- What is needed: Please repeat the whole listing exactly, but leave the pictures out.
== == ==
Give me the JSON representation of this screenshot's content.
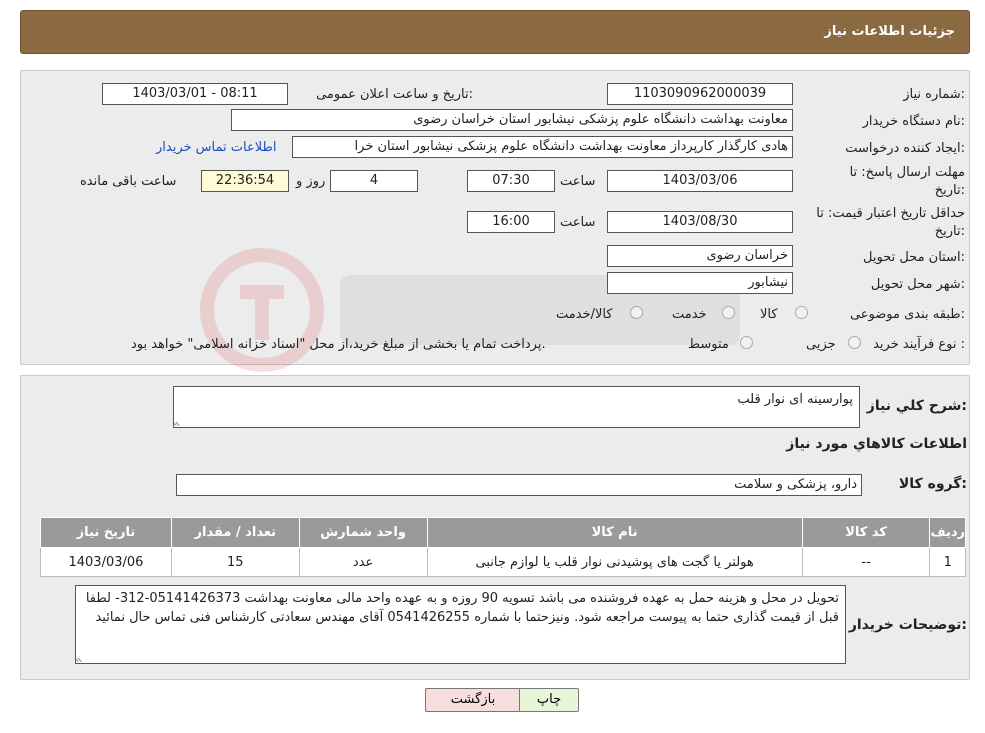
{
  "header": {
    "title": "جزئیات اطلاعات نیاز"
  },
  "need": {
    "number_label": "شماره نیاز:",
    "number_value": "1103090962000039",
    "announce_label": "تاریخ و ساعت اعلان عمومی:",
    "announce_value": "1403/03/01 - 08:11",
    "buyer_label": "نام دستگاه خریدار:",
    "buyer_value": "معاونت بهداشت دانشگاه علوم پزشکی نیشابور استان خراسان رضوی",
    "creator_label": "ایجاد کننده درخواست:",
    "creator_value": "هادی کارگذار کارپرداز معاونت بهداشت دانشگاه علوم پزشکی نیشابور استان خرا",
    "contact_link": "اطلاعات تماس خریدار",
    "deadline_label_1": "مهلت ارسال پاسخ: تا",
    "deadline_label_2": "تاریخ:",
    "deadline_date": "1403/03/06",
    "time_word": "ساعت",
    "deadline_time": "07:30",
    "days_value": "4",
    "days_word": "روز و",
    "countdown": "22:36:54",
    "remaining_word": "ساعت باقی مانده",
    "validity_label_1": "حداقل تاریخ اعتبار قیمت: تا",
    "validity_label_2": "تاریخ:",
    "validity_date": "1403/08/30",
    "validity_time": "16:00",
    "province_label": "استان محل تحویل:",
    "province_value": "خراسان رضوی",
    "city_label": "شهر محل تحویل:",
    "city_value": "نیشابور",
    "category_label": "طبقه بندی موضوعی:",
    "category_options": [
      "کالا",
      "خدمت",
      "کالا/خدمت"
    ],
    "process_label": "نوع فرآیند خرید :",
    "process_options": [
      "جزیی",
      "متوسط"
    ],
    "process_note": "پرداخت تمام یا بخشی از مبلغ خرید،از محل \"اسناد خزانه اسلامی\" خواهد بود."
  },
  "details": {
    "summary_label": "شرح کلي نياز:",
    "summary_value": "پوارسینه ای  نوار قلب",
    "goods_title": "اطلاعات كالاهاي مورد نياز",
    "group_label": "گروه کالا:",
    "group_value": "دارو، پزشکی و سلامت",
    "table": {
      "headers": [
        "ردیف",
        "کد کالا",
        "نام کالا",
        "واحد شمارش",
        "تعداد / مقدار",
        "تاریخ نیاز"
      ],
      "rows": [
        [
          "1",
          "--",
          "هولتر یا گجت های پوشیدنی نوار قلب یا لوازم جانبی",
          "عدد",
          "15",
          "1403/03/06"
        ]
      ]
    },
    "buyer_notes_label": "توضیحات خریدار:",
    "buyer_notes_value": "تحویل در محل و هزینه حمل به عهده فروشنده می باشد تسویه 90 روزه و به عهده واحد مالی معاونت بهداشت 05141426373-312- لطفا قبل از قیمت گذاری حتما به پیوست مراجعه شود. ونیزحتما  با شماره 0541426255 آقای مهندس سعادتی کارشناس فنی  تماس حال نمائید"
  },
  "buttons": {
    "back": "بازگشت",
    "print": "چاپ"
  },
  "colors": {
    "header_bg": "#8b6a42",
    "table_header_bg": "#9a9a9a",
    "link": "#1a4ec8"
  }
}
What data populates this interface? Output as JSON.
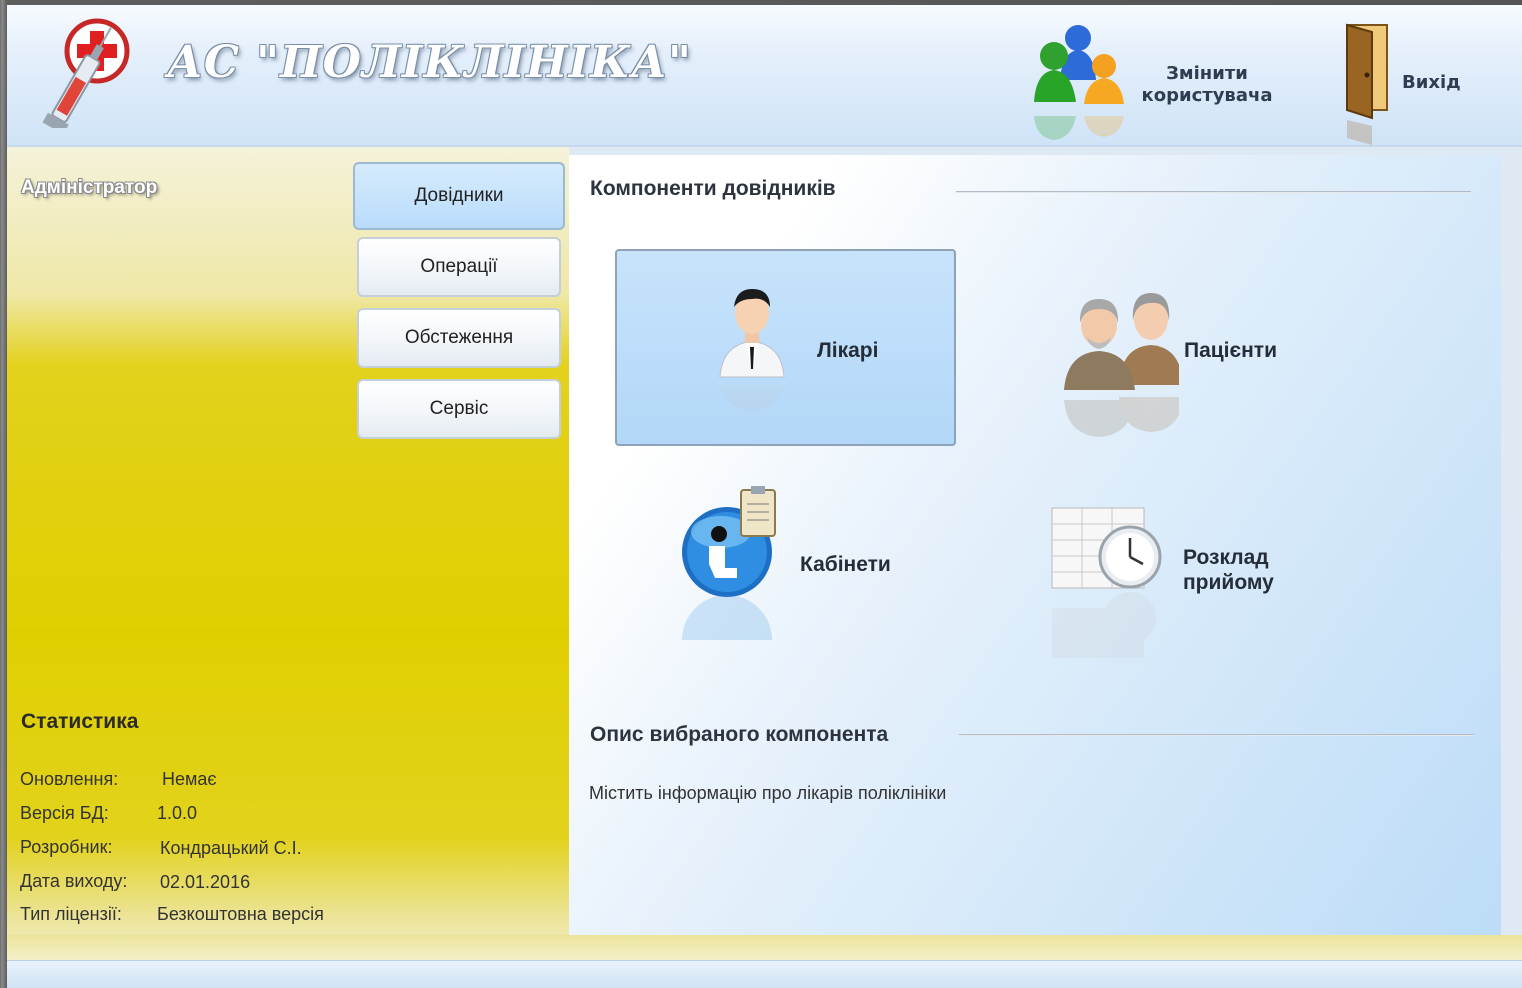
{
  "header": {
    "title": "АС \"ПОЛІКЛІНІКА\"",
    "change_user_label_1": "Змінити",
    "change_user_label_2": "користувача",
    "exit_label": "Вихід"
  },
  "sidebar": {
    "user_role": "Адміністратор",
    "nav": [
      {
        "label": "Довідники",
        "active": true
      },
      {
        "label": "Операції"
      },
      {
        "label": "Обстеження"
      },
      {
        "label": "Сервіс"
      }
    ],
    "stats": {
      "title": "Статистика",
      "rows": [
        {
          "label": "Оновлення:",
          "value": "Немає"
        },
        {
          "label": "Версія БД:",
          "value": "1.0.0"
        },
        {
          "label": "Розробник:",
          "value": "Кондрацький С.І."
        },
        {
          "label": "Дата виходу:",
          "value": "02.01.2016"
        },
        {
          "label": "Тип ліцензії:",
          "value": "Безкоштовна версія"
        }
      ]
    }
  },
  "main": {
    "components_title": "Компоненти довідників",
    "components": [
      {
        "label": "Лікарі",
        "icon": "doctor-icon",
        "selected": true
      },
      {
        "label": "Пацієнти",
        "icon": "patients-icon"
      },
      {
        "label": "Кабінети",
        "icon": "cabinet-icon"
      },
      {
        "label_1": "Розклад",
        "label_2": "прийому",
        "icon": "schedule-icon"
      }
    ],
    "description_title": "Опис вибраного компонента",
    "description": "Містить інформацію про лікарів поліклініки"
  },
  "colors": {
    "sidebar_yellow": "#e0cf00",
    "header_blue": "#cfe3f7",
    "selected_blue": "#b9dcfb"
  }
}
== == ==
- Response for this exercise:
Give me the JSON representation of this screenshot's content.
{
  "header": {
    "title": "جزئیات اطلاعات نیاز"
  },
  "need": {
    "number_label": "شماره نیاز:",
    "number_value": "1103090962000039",
    "announce_label": "تاریخ و ساعت اعلان عمومی:",
    "announce_value": "1403/03/01 - 08:11",
    "buyer_label": "نام دستگاه خریدار:",
    "buyer_value": "معاونت بهداشت دانشگاه علوم پزشکی نیشابور استان خراسان رضوی",
    "creator_label": "ایجاد کننده درخواست:",
    "creator_value": "هادی کارگذار کارپرداز معاونت بهداشت دانشگاه علوم پزشکی نیشابور استان خرا",
    "contact_link": "اطلاعات تماس خریدار",
    "deadline_label_1": "مهلت ارسال پاسخ: تا",
    "deadline_label_2": "تاریخ:",
    "deadline_date": "1403/03/06",
    "time_word": "ساعت",
    "deadline_time": "07:30",
    "days_value": "4",
    "days_word": "روز و",
    "countdown": "22:36:54",
    "remaining_word": "ساعت باقی مانده",
    "validity_label_1": "حداقل تاریخ اعتبار قیمت: تا",
    "validity_label_2": "تاریخ:",
    "validity_date": "1403/08/30",
    "validity_time": "16:00",
    "province_label": "استان محل تحویل:",
    "province_value": "خراسان رضوی",
    "city_label": "شهر محل تحویل:",
    "city_value": "نیشابور",
    "category_label": "طبقه بندی موضوعی:",
    "category_options": [
      "کالا",
      "خدمت",
      "کالا/خدمت"
    ],
    "process_label": "نوع فرآیند خرید :",
    "process_options": [
      "جزیی",
      "متوسط"
    ],
    "process_note": "پرداخت تمام یا بخشی از مبلغ خرید،از محل \"اسناد خزانه اسلامی\" خواهد بود."
  },
  "details": {
    "summary_label": "شرح کلي نياز:",
    "summary_value": "پوارسینه ای  نوار قلب",
    "goods_title": "اطلاعات كالاهاي مورد نياز",
    "group_label": "گروه کالا:",
    "group_value": "دارو، پزشکی و سلامت",
    "table": {
      "headers": [
        "ردیف",
        "کد کالا",
        "نام کالا",
        "واحد شمارش",
        "تعداد / مقدار",
        "تاریخ نیاز"
      ],
      "rows": [
        [
          "1",
          "--",
          "هولتر یا گجت های پوشیدنی نوار قلب یا لوازم جانبی",
          "عدد",
          "15",
          "1403/03/06"
        ]
      ]
    },
    "buyer_notes_label": "توضیحات خریدار:",
    "buyer_notes_value": "تحویل در محل و هزینه حمل به عهده فروشنده می باشد تسویه 90 روزه و به عهده واحد مالی معاونت بهداشت 05141426373-312- لطفا قبل از قیمت گذاری حتما به پیوست مراجعه شود. ونیزحتما  با شماره 0541426255 آقای مهندس سعادتی کارشناس فنی  تماس حال نمائید"
  },
  "buttons": {
    "back": "بازگشت",
    "print": "چاپ"
  },
  "colors": {
    "header_bg": "#8b6a42",
    "table_header_bg": "#9a9a9a",
    "link": "#1a4ec8"
  }
}
What data populates this interface? Output as JSON.
{
  "header": {
    "title": "АС \"ПОЛІКЛІНІКА\"",
    "change_user_label_1": "Змінити",
    "change_user_label_2": "користувача",
    "exit_label": "Вихід"
  },
  "sidebar": {
    "user_role": "Адміністратор",
    "nav": [
      {
        "label": "Довідники",
        "active": true
      },
      {
        "label": "Операції"
      },
      {
        "label": "Обстеження"
      },
      {
        "label": "Сервіс"
      }
    ],
    "stats": {
      "title": "Статистика",
      "rows": [
        {
          "label": "Оновлення:",
          "value": "Немає"
        },
        {
          "label": "Версія БД:",
          "value": "1.0.0"
        },
        {
          "label": "Розробник:",
          "value": "Кондрацький С.І."
        },
        {
          "label": "Дата виходу:",
          "value": "02.01.2016"
        },
        {
          "label": "Тип ліцензії:",
          "value": "Безкоштовна версія"
        }
      ]
    }
  },
  "main": {
    "components_title": "Компоненти довідників",
    "components": [
      {
        "label": "Лікарі",
        "icon": "doctor-icon",
        "selected": true
      },
      {
        "label": "Пацієнти",
        "icon": "patients-icon"
      },
      {
        "label": "Кабінети",
        "icon": "cabinet-icon"
      },
      {
        "label_1": "Розклад",
        "label_2": "прийому",
        "icon": "schedule-icon"
      }
    ],
    "description_title": "Опис вибраного компонента",
    "description": "Містить інформацію про лікарів поліклініки"
  },
  "colors": {
    "sidebar_yellow": "#e0cf00",
    "header_blue": "#cfe3f7",
    "selected_blue": "#b9dcfb"
  }
}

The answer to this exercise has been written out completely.